The Pew Research Center publishes a quarterly magazine, Trust, and a couple of years ago the magazine published a primer for the organization’s earliest research into Generation Z. “Baby boomers grew up as television was expanding. Generation X grew up as the computer revolution was unfolding, and millennials came of age during the expansion of the internet,” the editor Daniel LeDuc writes. He describes zoomers as “the first generation to come of age with technological advances such as the smartphone not as something new to be adopted, but simply as an accepted part of everyday life.” Kim Parker, Pew’s director of social trends research, adds that zoomers inherit “a different kind of economy” (compared to millennials who graduated into the Great Recession) and “a different political environment” (compared to millennials who might recall the political order before the current age of hyperpolarization). The literature never gets much more specific than this.
These reasons for differentiating zoomers from millennials sound rather soft and vague compared to the impetus for grouping the baby boomers apart from other generations. It seems we’re being invited to equate the conclusion of the deadliest war in human history with the popularization of the iPhone. Writing against the generational labels for The Atlantic, Joe Pinsker underscores the concept creep from the Silent Generation to Generation Z. “Baby boomers are the only currently living cohort defined by an actual demographic event,” he writes. The trivialization of these terms begins with Generation X, a generation entirely defined by its favorite musicians, movies, authors, and drugs. That’s where generational sorting becomes less of a political concern and more a recurring pseudo-crisis for arts critics. Like many critics of generational sorting, Pinsker sees pundits and pitchmen pushing these terms and pitting the so-called generations against one another in order to captivate a target audience with age-related insecurities. It’s often clickbait.
It’s trivial to note that zoomers, unlike millennials, were too young to witness 9/11. It’s apparently much harder for surveyors to articulate what that substantially means or why that sort of observation should serve as a basis for a new demographic identification. There’s a certain grasping in these terms, so easily made to sound, as Louis Menaud notes in The New Yorker, like astrology. Pinsker quotes Bobby Duffy, author of The Generation Myth: Why When You’re Born Matters Less Than You Think, who discounts the generational labels at length in his book. But Duffy sympathizes with the urge to draw such distinctions—“We love to tell ourselves these stories about who we are and aren’t,” he tells Pinsker—and Duffy resigns himself to the quick ubiquity of such terms. “They’re out there,” he says, “and our job is to improve the analysis.”
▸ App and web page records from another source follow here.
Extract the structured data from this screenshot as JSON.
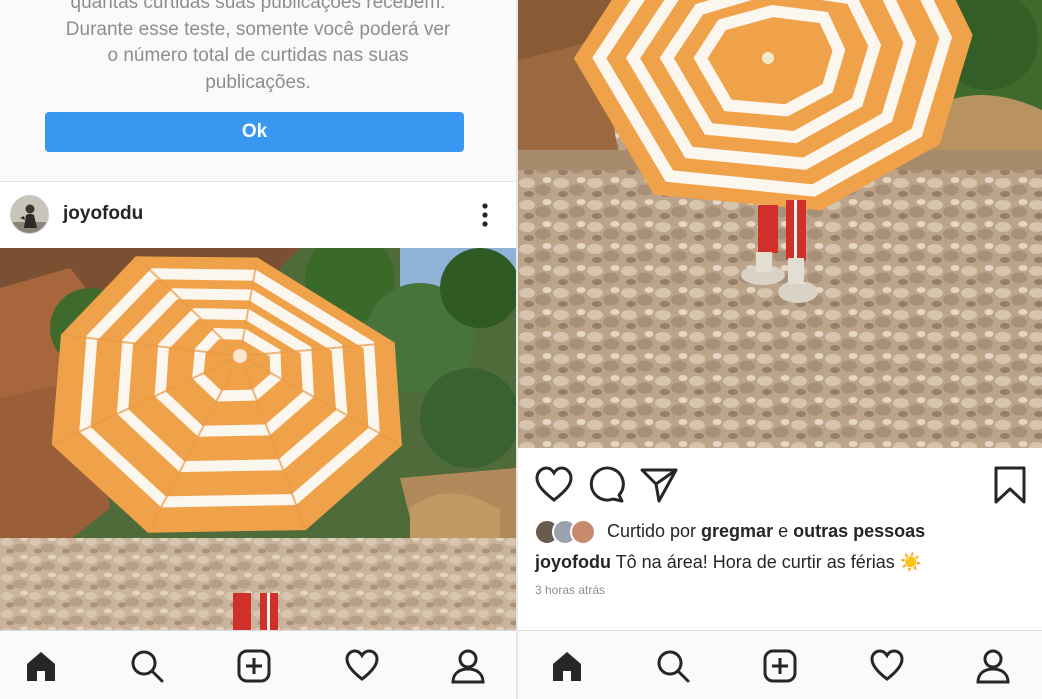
{
  "notice": {
    "text_line1": "quantas curtidas suas publicações recebem.",
    "text_line2": "Durante esse teste, somente você poderá ver",
    "text_line3": "o número total de curtidas nas suas",
    "text_line4": "publicações.",
    "ok_label": "Ok"
  },
  "post": {
    "username": "joyofodu",
    "more_icon": "more-vertical-icon",
    "image_alt": "striped-beach-umbrella-photo"
  },
  "actions": {
    "like_icon": "heart-icon",
    "comment_icon": "comment-icon",
    "share_icon": "send-icon",
    "save_icon": "bookmark-icon"
  },
  "likes": {
    "prefix": "Curtido por ",
    "user": "gregmar",
    "conjunction": " e ",
    "others": "outras pessoas"
  },
  "caption": {
    "user": "joyofodu",
    "text": " Tô na área! Hora de curtir as férias ☀️"
  },
  "timestamp": "3 horas atrás",
  "nav": {
    "home_icon": "home-icon",
    "search_icon": "search-icon",
    "add_icon": "add-post-icon",
    "activity_icon": "heart-icon",
    "profile_icon": "profile-icon"
  },
  "colors": {
    "accent": "#3897f0",
    "umbrella_orange": "#f0a24a",
    "umbrella_white": "#fbf6ee"
  }
}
It’s perhaps asking too much for social scientists to invalidate half a century’s worth of demographic assessment of the baby boomers. But what about “Generation Z,” a term that’s so far struggled to establish any meaningful difference between millennials and zoomers? Are we really, simply stuck with these terms? What do we lose in rejecting “zoomer”? We stand to gain a far more accurate and sensible comprehension of our culture, and ourselves. We can speak about Olivia Rodrigo without speaking in circles. We can begin to understand why two supposedly divergent generations both mostly echo Drake, Kanye, Taylor, and others. It’s not too late to improve the analysis. We’re just a couple decades—and a generation deep—into the millennium.